Unfortunately, my schedule didn't permit staying the entire length of the Nexus Gaming Alliance's Saturday tournament. Rather than risk dropping out late in the competition, I observed from the sidelines and learned a little about what made the assembled battlers tick.
The tournament was held in one of the convention's two video game rooms. It was set up for rhythm games such as Pop'n Music, Dance Dance Revolution, and Taiko no Tatsujin. Cat-eared ravers, Magic players waiting for their next tournament, and other half-costumed gamers drifted through the room, putting on bold displays of coordination and sound. Conflicting Bemani machines made communication in the room difficult. The fire of battle would have to serve in the stead of more nuanced conversation. Trainers shouted to one another before each battle before falling into silent concentration.

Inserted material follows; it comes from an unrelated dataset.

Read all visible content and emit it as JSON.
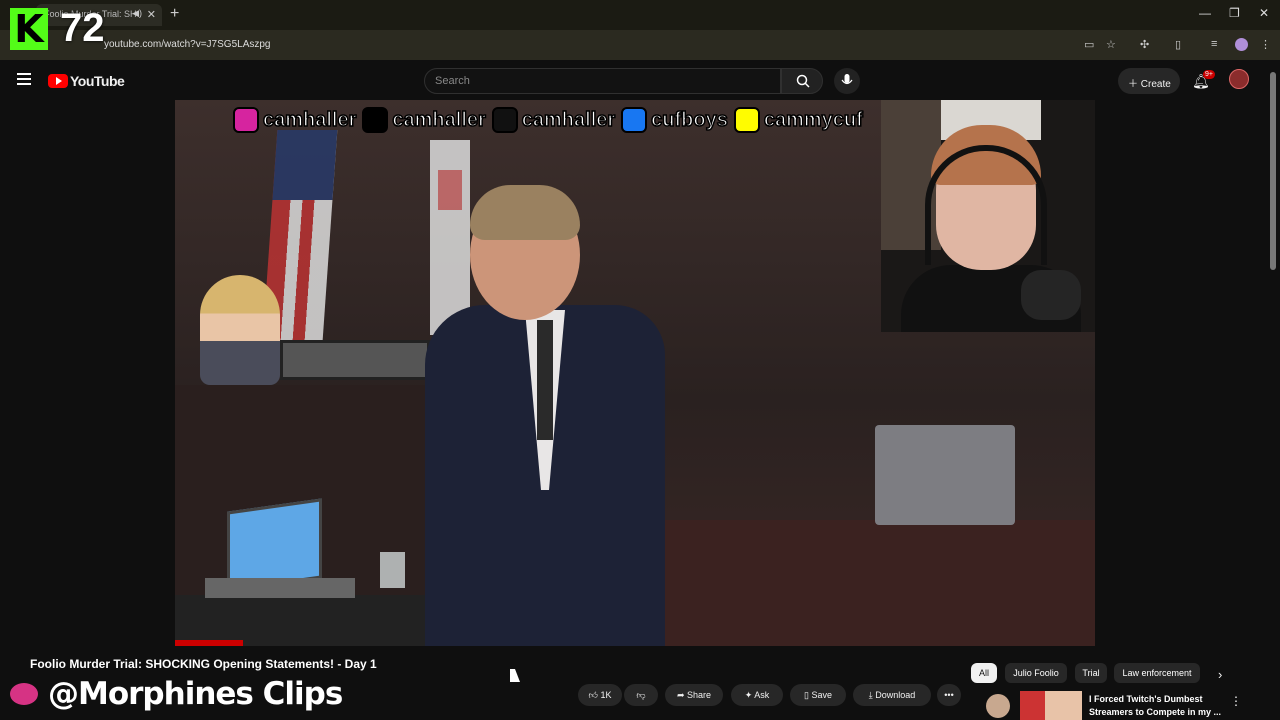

Twenty-two pokémon trainers participated. They ranged from middle-schoolers to adults in their mid-20s. There were slightly more males than females. Overall, it was a diverse crowd competing for a diverse selection of prizes.
The tournament's grand prize was a four-day pass to Gen Con 2012 (~$80). Other winners received a draw from NGA's prize bin, which was filled with swag from sponsors and donations from the alliance. Red Bull was NGA's newest sponsor: everyone who placed in the tournament received a can of energy drink.
Fonzi, the tournament's organizer, kept a cool head despite the noise and difficulty in keeping tabs on all the participants. He's been running Pokémon tournaments for the past year, starting with Pokémon Diamond, Pearl, and Platinum. When Pokemon Black and White 2 come out, he plans to move on to the newer games.
Fonzi assured me that had I entered, my team wouldn't be entirely at the mercy of graduates from Smogon University. He explained how the typical NGA tournament has a wide range of participants. Their earliest Pokémon tournaments were "heavily influenced and heavily involved in upper-level play," but younger attendees encouraged more utilitarian rules. Now, NGA provides a strict list of rules to promote play balance.
Although I couldn't stay long, the tournament seemed like a lot of fun. Trainers had a chance to show off their favorite pokeymans, meet fellow enthusiasts, and compete in digital bloodsports. From my limited sample, NGA is succeeding in their efforts "to bring amazing games to people they can't find anywhere else."
Saving Throw Archives